▸ Records shown
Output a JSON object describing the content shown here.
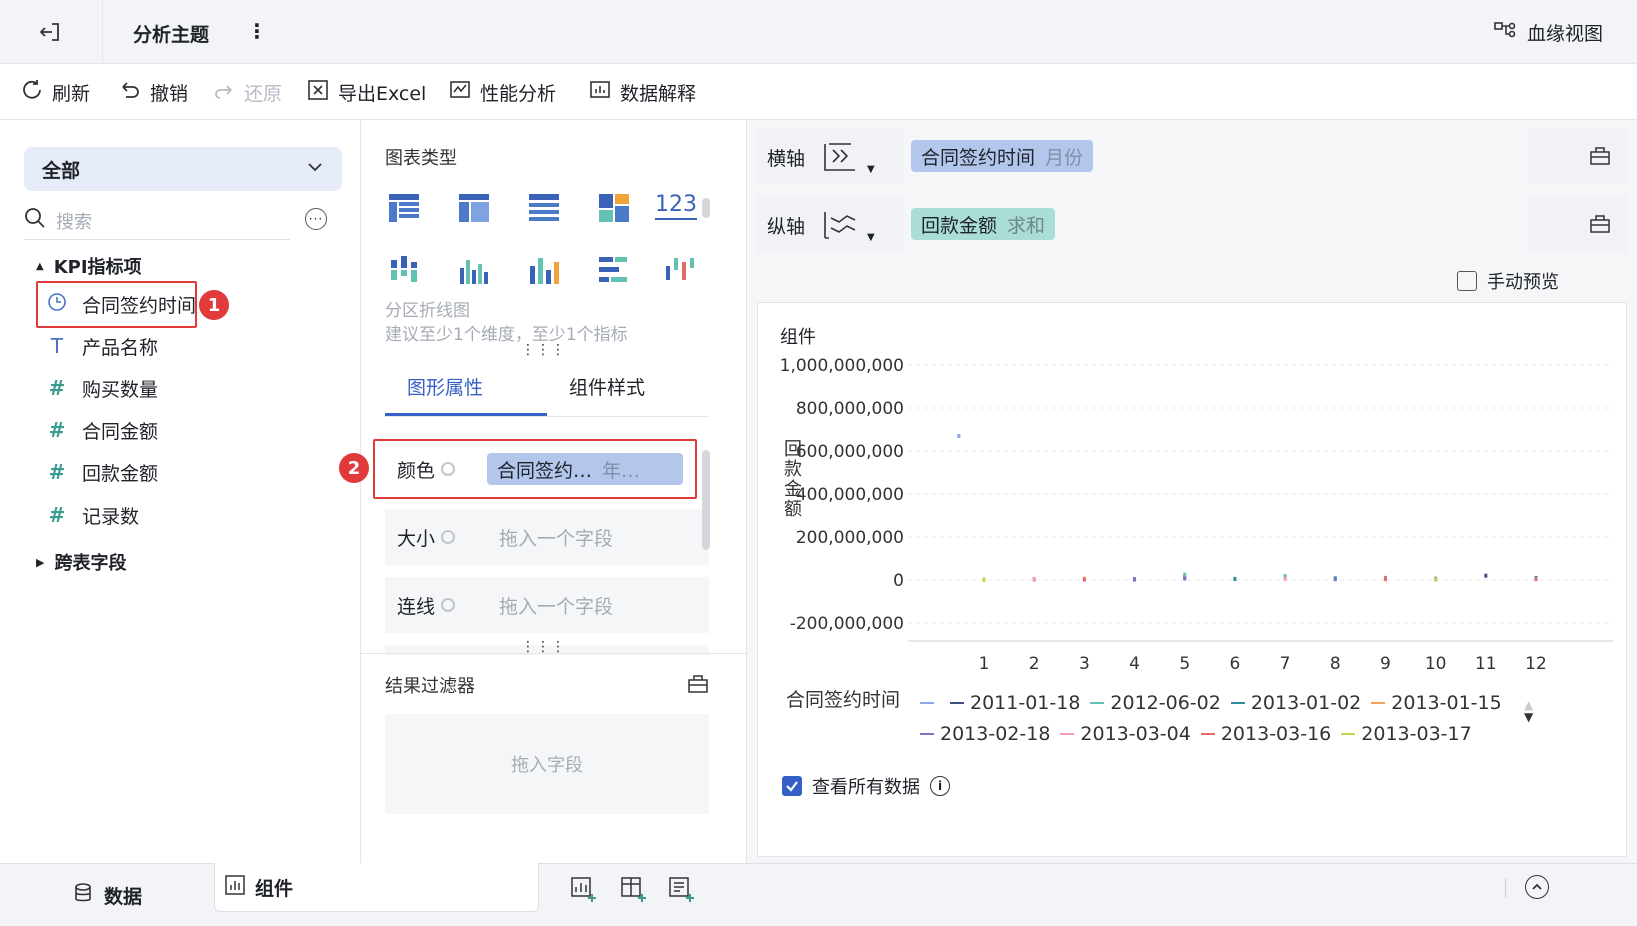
{
  "topbar": {
    "title": "分析主题",
    "more": "⋮",
    "lineage": "血缘视图"
  },
  "toolbar": {
    "refresh": "刷新",
    "undo": "撤销",
    "redo": "还原",
    "export": "导出Excel",
    "perf": "性能分析",
    "explain": "数据解释"
  },
  "left": {
    "dropdown": "全部",
    "search_placeholder": "搜索",
    "group1": "KPI指标项",
    "fields": [
      {
        "label": "合同签约时间",
        "icon": "clock-icon"
      },
      {
        "label": "产品名称",
        "icon": "text-type-icon"
      },
      {
        "label": "购买数量",
        "icon": "hash-icon"
      },
      {
        "label": "合同金额",
        "icon": "hash-icon"
      },
      {
        "label": "回款金额",
        "icon": "hash-icon"
      },
      {
        "label": "记录数",
        "icon": "hash-star-icon"
      }
    ],
    "group2": "跨表字段",
    "badge1": "1"
  },
  "mid": {
    "chart_type_title": "图表类型",
    "hint_title": "分区折线图",
    "hint_desc": "建议至少1个维度，至少1个指标",
    "tab_active": "图形属性",
    "tab_other": "组件样式",
    "badge2": "2",
    "color_label": "颜色",
    "color_chip_main": "合同签约…",
    "color_chip_sub": "年…",
    "size_label": "大小",
    "size_placeholder": "拖入一个字段",
    "line_label": "连线",
    "line_placeholder": "拖入一个字段",
    "filter_title": "结果过滤器",
    "filter_placeholder": "拖入字段",
    "kpi_text": "123"
  },
  "right": {
    "x_label": "横轴",
    "x_chip_main": "合同签约时间",
    "x_chip_sub": "月份",
    "y_label": "纵轴",
    "y_chip_main": "回款金额",
    "y_chip_sub": "求和",
    "manual_preview": "手动预览",
    "card_title": "组件",
    "view_all": "查看所有数据",
    "legend_title": "合同签约时间",
    "colors": {
      "accent": "#3660c8",
      "x_chip": "#b3c7ec",
      "y_chip": "#a9ddd6",
      "red": "#e03a3a"
    }
  },
  "chart_data": {
    "type": "line",
    "title": "",
    "xlabel": "",
    "ylabel": "回款金额",
    "x": [
      1,
      2,
      3,
      4,
      5,
      6,
      7,
      8,
      9,
      10,
      11,
      12
    ],
    "y_ticks": [
      "1,000,000,000",
      "800,000,000",
      "600,000,000",
      "400,000,000",
      "200,000,000",
      "0",
      "-200,000,000"
    ],
    "x_tick_labels": [
      "1",
      "2",
      "3",
      "4",
      "5",
      "6",
      "7",
      "8",
      "9",
      "10",
      "11",
      "12"
    ],
    "ylim": [
      -200000000,
      1000000000
    ],
    "grid": true,
    "legend_position": "bottom",
    "series": [
      {
        "name": "",
        "color": "#8fa6e8",
        "points": [
          [
            0.5,
            670000000
          ]
        ]
      },
      {
        "name": "2011-01-18",
        "color": "#3b4f7a",
        "points": [
          [
            5,
            12000000
          ],
          [
            7,
            15000000
          ],
          [
            11,
            20000000
          ]
        ]
      },
      {
        "name": "2012-06-02",
        "color": "#62c3b5",
        "points": [
          [
            5,
            25000000
          ],
          [
            7,
            18000000
          ],
          [
            9,
            10000000
          ]
        ]
      },
      {
        "name": "2013-01-02",
        "color": "#2c8e9c",
        "points": [
          [
            4,
            4000000
          ],
          [
            6,
            5000000
          ],
          [
            8,
            8000000
          ],
          [
            10,
            6000000
          ],
          [
            12,
            9000000
          ]
        ]
      },
      {
        "name": "2013-01-15",
        "color": "#f4a05a",
        "points": [
          [
            1,
            2000000
          ],
          [
            3,
            6000000
          ],
          [
            9,
            3000000
          ]
        ]
      },
      {
        "name": "2013-02-18",
        "color": "#7a74c8",
        "points": [
          [
            2,
            3000000
          ],
          [
            4,
            2000000
          ],
          [
            5,
            7000000
          ],
          [
            8,
            4000000
          ]
        ]
      },
      {
        "name": "2013-03-04",
        "color": "#f29bb0",
        "points": [
          [
            2,
            5000000
          ],
          [
            7,
            6000000
          ],
          [
            10,
            2000000
          ]
        ]
      },
      {
        "name": "2013-03-16",
        "color": "#e46a6a",
        "points": [
          [
            3,
            2000000
          ],
          [
            9,
            7000000
          ],
          [
            12,
            4000000
          ]
        ]
      },
      {
        "name": "2013-03-17",
        "color": "#c8d34a",
        "points": [
          [
            1,
            1000000
          ],
          [
            10,
            3000000
          ]
        ]
      }
    ]
  }
}
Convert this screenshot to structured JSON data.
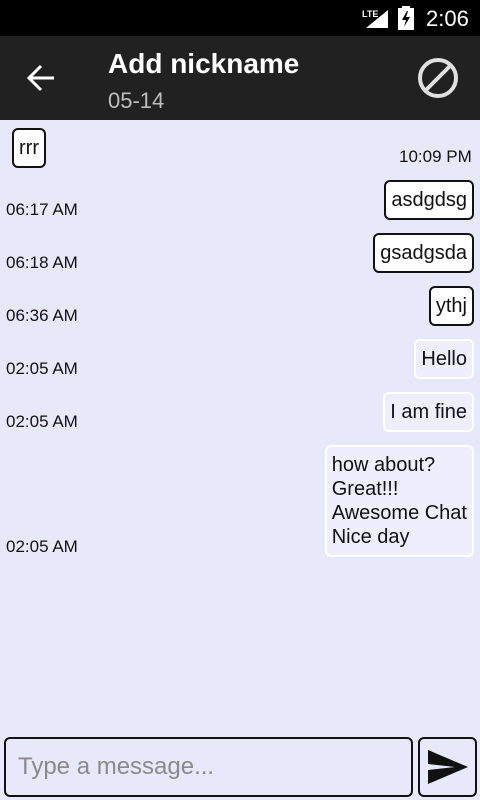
{
  "status_bar": {
    "network": "LTE",
    "time": "2:06"
  },
  "toolbar": {
    "title": "Add nickname",
    "subtitle": "05-14",
    "back_icon": "arrow-left-icon",
    "block_icon": "block-icon"
  },
  "messages": [
    {
      "text": "rrr",
      "time": "10:09 PM"
    },
    {
      "text": "asdgdsg",
      "time": "06:17 AM"
    },
    {
      "text": "gsadgsda",
      "time": "06:18 AM"
    },
    {
      "text": "ythj",
      "time": "06:36 AM"
    },
    {
      "text": "Hello",
      "time": "02:05 AM"
    },
    {
      "text": "I am fine",
      "time": "02:05 AM"
    },
    {
      "text": "how about?\nGreat!!!\nAwesome Chat\nNice day",
      "time": "02:05 AM"
    }
  ],
  "input": {
    "placeholder": "Type a message...",
    "value": ""
  },
  "send_icon": "send-icon"
}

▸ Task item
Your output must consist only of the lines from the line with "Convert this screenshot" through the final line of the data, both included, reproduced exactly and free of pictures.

▸ Response to the task
Convert this screenshot to structured JSON data.
{
  "status_bar": {
    "network": "LTE",
    "time": "2:06"
  },
  "toolbar": {
    "title": "Add nickname",
    "subtitle": "05-14",
    "back_icon": "arrow-left-icon",
    "block_icon": "block-icon"
  },
  "messages": [
    {
      "text": "rrr",
      "time": "10:09 PM"
    },
    {
      "text": "asdgdsg",
      "time": "06:17 AM"
    },
    {
      "text": "gsadgsda",
      "time": "06:18 AM"
    },
    {
      "text": "ythj",
      "time": "06:36 AM"
    },
    {
      "text": "Hello",
      "time": "02:05 AM"
    },
    {
      "text": "I am fine",
      "time": "02:05 AM"
    },
    {
      "text": "how about?\nGreat!!!\nAwesome Chat\nNice day",
      "time": "02:05 AM"
    }
  ],
  "input": {
    "placeholder": "Type a message...",
    "value": ""
  },
  "send_icon": "send-icon"
}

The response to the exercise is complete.